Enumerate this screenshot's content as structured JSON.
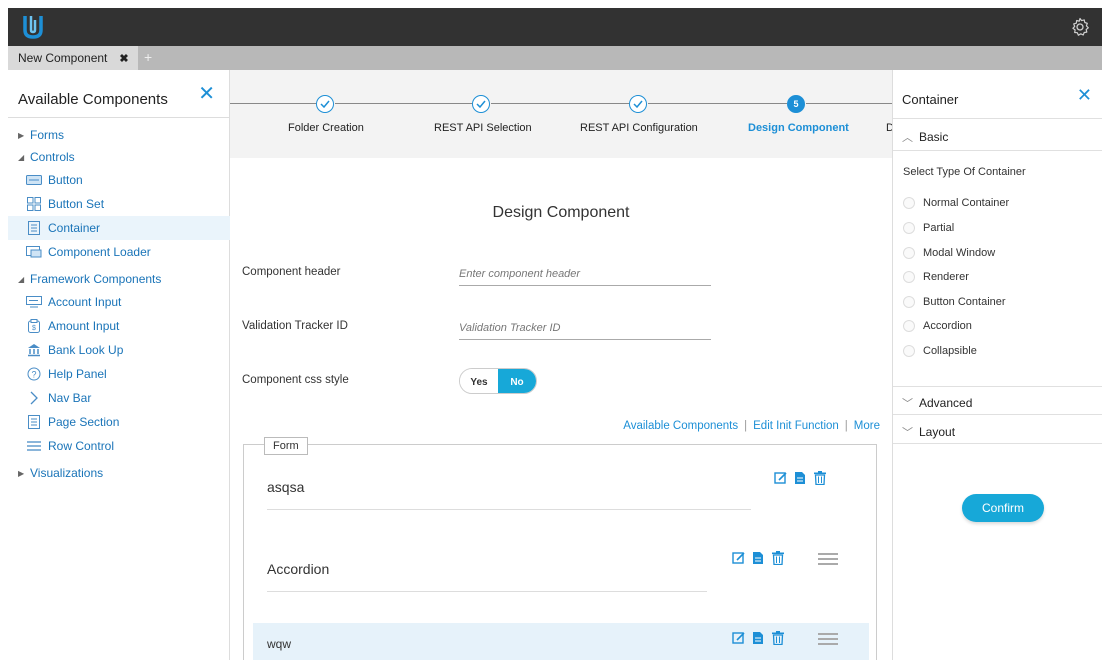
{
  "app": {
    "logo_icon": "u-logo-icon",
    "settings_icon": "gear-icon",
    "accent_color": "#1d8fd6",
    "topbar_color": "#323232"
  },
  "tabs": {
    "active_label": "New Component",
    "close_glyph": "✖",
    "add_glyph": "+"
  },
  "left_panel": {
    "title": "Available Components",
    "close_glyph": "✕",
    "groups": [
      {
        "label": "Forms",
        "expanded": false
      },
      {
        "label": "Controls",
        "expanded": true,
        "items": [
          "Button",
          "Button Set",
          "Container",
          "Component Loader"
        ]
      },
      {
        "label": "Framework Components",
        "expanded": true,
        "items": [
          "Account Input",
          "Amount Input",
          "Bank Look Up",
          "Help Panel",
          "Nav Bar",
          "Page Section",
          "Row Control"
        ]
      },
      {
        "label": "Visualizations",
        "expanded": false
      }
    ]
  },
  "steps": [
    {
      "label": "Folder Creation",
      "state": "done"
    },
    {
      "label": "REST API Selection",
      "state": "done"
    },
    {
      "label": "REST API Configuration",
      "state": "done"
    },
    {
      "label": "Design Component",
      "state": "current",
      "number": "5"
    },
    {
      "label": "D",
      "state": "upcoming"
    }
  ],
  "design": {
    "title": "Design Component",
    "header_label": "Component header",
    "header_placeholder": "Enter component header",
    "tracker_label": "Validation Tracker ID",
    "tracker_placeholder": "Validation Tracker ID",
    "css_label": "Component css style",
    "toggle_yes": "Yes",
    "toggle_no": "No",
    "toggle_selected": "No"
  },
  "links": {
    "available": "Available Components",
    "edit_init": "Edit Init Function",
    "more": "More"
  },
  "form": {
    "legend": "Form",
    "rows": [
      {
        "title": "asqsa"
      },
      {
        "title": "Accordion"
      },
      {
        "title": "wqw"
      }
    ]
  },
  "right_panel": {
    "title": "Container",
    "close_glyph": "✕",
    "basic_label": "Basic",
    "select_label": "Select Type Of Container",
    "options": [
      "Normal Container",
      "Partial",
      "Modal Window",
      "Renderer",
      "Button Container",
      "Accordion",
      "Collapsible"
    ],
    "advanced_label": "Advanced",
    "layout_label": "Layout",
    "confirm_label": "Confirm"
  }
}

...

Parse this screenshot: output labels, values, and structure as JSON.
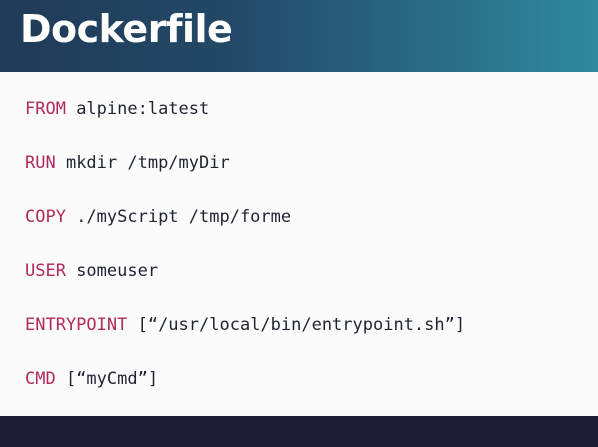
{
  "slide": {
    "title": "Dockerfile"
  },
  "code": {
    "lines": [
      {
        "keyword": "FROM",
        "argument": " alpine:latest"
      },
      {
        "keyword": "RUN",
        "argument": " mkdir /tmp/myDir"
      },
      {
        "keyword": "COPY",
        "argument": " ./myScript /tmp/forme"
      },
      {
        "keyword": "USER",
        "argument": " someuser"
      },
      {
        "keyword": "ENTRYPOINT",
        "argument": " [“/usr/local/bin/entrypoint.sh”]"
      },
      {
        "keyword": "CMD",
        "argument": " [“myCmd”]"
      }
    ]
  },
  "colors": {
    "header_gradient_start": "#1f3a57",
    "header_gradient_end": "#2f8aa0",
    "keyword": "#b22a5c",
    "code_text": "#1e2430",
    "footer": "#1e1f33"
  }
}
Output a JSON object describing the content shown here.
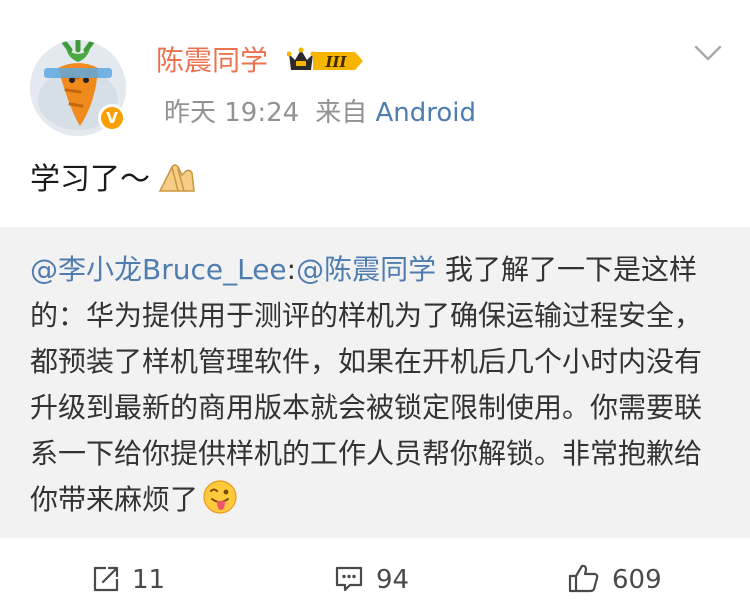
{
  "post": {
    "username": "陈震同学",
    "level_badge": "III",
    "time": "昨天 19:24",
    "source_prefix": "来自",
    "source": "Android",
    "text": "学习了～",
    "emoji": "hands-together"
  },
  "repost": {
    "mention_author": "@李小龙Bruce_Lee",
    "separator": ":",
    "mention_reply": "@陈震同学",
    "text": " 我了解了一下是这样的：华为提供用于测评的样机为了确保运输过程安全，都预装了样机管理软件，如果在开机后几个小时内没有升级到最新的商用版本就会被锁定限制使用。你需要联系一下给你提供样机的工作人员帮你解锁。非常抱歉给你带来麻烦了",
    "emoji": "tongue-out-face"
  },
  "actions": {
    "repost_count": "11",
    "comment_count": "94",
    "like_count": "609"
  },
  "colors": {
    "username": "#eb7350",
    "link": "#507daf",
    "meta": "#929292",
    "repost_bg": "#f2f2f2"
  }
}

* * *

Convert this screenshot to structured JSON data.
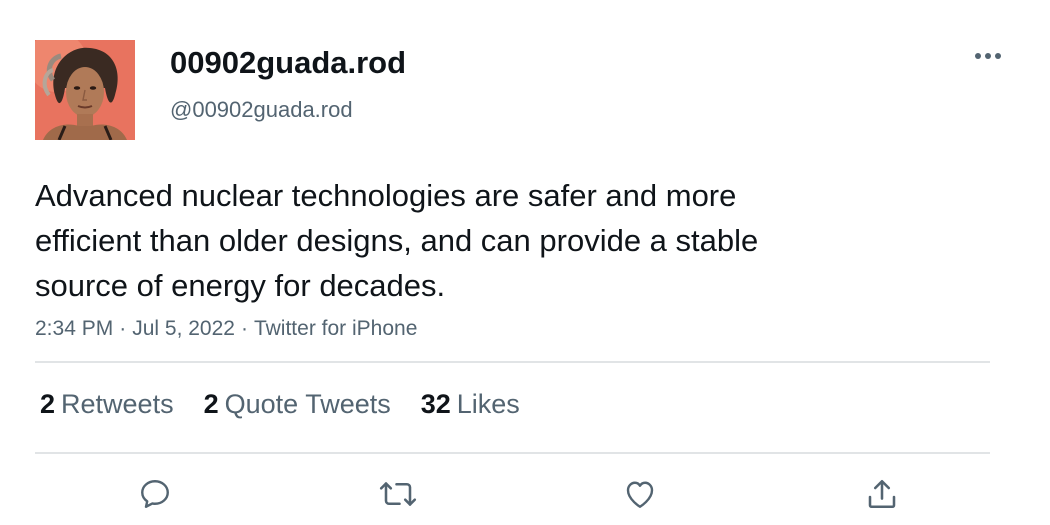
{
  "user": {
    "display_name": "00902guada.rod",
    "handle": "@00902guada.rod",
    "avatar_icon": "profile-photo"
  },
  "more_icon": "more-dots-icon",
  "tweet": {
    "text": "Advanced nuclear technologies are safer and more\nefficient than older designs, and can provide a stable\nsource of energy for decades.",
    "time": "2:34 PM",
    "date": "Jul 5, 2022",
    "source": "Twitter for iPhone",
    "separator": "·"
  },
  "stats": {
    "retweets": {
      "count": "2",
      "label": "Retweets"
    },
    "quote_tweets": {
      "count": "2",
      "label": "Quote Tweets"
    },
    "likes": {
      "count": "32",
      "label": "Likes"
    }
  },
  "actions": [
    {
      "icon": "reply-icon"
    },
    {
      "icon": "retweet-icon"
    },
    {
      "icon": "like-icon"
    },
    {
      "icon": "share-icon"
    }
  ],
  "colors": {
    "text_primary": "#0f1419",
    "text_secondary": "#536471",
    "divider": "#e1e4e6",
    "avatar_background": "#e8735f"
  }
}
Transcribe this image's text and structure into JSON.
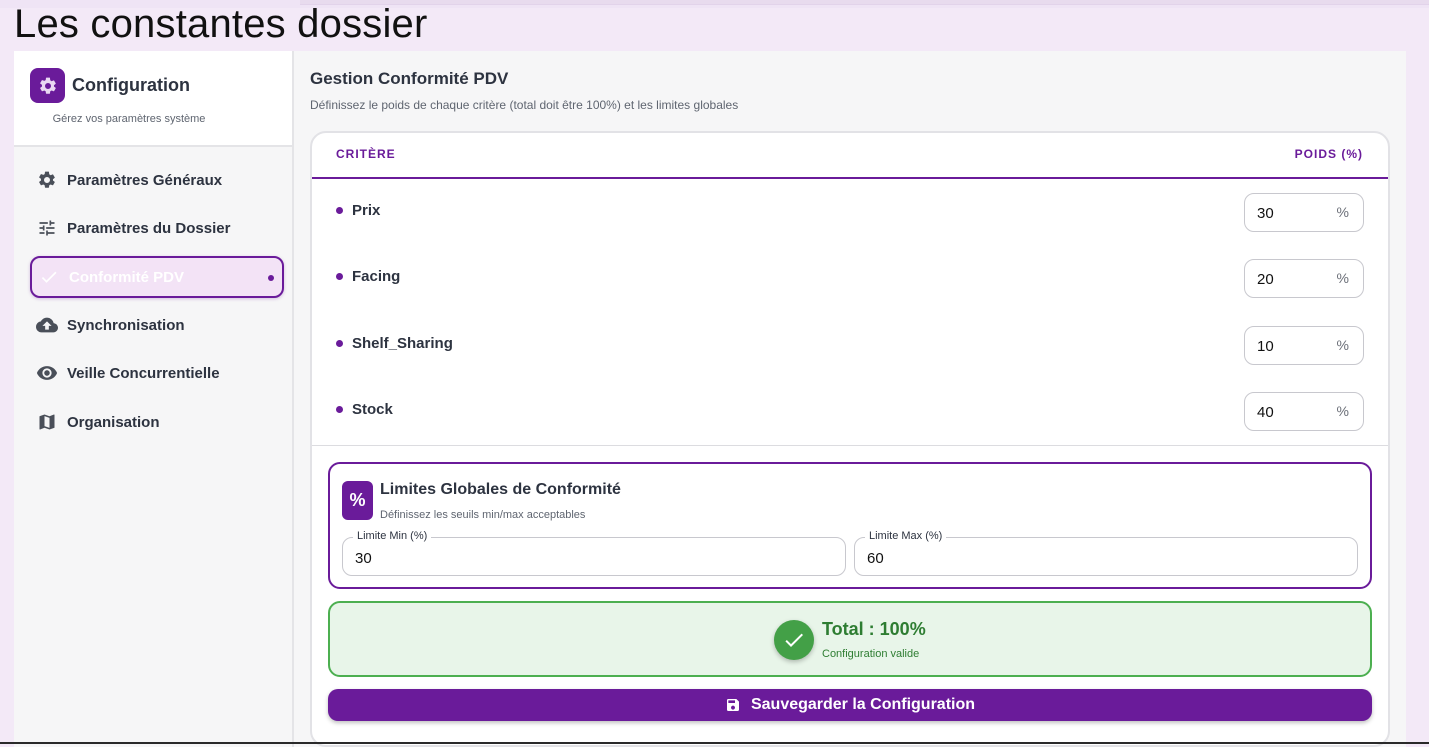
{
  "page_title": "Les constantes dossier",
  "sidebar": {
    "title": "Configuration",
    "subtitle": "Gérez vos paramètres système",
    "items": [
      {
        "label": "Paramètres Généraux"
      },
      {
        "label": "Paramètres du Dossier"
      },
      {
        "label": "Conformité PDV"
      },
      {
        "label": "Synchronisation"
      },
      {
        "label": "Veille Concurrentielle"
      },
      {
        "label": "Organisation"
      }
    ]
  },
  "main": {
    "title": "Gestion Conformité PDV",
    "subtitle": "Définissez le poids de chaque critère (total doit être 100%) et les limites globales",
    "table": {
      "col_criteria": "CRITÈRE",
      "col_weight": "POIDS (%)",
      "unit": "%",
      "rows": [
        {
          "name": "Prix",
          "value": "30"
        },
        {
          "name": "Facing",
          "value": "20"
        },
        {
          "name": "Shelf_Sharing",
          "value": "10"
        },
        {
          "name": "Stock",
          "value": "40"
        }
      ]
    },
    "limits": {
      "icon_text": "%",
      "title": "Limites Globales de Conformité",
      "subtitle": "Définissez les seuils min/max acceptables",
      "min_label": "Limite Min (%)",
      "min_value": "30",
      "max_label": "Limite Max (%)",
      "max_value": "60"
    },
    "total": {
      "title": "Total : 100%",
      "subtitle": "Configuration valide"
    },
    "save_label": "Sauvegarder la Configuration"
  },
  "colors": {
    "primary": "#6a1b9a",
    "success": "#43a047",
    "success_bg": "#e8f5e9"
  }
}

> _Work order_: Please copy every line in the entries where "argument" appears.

> _Answer for the task_:
        "argument": " alpine:latest"
        "argument": " mkdir /tmp/myDir"
        "argument": " ./myScript /tmp/forme"
        "argument": " someuser"
        "argument": " [“/usr/local/bin/entrypoint.sh”]"
        "argument": " [“myCmd”]"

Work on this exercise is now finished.